Problem =
Comb through the entries for "заряда" and pull out each line that holds it.

(Beginning of Dataset excerpts)

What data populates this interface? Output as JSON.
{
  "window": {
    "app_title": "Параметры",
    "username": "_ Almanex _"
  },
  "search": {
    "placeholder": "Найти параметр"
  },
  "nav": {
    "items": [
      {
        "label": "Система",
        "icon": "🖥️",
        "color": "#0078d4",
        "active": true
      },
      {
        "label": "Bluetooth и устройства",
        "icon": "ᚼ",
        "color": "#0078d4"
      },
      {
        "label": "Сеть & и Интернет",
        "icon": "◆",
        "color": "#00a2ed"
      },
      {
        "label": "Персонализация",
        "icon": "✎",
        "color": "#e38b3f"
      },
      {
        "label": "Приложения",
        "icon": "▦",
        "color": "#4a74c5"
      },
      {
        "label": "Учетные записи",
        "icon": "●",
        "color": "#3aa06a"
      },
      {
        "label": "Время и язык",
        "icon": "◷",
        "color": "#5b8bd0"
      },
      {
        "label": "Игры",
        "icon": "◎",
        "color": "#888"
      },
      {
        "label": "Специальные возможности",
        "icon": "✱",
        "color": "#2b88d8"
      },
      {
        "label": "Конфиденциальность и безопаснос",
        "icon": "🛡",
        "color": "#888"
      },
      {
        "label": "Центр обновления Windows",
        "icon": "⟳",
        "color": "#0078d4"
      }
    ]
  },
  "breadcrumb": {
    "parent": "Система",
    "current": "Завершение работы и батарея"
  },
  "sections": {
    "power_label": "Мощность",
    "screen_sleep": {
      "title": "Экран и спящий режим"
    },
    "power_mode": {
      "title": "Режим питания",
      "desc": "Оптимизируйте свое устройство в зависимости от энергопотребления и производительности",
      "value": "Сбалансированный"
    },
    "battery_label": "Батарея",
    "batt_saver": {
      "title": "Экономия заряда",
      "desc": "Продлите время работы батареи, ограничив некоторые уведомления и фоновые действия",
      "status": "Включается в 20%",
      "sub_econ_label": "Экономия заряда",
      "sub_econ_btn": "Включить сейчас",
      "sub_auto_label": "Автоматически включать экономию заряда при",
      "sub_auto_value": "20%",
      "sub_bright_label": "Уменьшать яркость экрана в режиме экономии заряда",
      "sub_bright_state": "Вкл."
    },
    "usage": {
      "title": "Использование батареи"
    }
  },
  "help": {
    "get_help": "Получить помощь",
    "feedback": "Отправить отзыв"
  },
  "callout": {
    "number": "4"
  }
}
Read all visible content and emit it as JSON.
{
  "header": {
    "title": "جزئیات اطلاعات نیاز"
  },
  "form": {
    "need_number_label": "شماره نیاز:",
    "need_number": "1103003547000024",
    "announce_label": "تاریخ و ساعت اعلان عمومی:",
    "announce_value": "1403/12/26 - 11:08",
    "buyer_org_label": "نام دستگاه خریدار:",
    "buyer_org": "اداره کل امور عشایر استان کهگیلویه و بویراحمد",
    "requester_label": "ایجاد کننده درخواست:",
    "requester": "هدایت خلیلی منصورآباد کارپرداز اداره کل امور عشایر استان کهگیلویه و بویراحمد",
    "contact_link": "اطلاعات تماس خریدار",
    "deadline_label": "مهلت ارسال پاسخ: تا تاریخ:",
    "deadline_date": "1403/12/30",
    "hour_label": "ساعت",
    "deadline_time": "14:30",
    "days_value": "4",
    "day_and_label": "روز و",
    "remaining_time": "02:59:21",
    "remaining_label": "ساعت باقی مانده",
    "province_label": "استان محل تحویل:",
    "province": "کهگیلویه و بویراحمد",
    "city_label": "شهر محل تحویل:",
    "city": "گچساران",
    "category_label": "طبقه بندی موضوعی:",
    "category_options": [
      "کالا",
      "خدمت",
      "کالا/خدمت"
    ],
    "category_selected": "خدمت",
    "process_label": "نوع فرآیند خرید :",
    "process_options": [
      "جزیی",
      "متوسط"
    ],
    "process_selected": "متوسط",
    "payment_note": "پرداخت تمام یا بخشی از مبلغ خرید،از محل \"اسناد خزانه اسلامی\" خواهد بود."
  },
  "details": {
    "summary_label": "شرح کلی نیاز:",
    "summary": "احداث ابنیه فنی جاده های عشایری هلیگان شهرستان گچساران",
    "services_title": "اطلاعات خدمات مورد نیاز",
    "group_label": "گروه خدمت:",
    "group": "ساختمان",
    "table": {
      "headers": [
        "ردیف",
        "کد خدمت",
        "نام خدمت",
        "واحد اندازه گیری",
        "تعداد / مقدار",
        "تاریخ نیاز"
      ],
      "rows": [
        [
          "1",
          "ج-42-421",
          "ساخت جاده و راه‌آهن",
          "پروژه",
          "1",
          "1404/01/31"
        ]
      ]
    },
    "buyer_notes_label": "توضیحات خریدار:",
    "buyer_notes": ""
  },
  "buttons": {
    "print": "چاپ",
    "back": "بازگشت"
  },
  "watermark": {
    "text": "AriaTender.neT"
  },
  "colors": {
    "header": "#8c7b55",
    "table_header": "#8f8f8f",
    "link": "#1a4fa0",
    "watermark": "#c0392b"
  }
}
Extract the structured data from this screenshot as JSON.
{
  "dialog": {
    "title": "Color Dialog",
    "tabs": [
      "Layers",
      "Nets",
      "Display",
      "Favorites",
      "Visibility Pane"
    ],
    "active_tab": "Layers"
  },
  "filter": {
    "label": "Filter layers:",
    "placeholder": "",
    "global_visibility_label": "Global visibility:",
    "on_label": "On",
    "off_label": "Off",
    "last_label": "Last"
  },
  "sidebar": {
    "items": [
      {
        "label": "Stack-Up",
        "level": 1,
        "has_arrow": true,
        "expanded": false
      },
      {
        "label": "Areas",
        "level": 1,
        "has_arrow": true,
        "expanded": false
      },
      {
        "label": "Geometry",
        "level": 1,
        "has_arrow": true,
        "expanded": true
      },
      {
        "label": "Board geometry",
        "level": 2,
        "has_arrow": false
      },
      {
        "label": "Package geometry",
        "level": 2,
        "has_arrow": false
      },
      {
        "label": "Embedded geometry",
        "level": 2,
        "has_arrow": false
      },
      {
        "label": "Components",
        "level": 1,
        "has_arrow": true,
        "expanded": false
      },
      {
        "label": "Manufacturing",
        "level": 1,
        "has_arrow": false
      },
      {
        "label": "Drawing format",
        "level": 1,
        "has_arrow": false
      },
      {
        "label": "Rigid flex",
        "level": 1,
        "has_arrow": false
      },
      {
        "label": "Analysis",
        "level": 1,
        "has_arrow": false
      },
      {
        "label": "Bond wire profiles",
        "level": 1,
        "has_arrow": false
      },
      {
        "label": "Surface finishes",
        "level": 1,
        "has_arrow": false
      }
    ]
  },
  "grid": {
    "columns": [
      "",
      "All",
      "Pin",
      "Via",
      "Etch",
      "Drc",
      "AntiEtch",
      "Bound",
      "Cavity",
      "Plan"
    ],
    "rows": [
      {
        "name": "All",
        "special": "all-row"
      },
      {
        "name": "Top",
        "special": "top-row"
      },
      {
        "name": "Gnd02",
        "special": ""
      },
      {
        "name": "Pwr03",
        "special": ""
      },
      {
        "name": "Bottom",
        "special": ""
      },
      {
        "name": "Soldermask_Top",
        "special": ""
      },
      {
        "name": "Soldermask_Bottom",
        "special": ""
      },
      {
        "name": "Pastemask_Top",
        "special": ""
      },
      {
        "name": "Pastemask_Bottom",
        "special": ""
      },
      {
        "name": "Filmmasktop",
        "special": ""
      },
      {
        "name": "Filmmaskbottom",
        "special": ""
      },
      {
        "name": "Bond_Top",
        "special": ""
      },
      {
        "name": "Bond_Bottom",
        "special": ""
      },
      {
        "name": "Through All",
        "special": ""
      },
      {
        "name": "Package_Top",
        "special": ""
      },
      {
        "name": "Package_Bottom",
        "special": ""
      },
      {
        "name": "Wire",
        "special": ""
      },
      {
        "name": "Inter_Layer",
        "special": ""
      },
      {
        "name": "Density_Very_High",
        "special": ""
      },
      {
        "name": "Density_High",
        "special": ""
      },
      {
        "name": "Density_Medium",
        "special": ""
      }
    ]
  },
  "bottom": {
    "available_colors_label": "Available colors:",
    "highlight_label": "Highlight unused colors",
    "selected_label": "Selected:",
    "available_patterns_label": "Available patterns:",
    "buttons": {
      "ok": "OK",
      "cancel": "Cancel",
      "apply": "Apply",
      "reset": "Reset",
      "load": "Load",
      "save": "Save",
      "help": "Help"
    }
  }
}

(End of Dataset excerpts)

Response box =
      "title": "Экономия заряда",
      "sub_econ_label": "Экономия заряда",
      "sub_auto_label": "Автоматически включать экономию заряда при",
      "sub_bright_label": "Уменьшать яркость экрана в режиме экономии заряда",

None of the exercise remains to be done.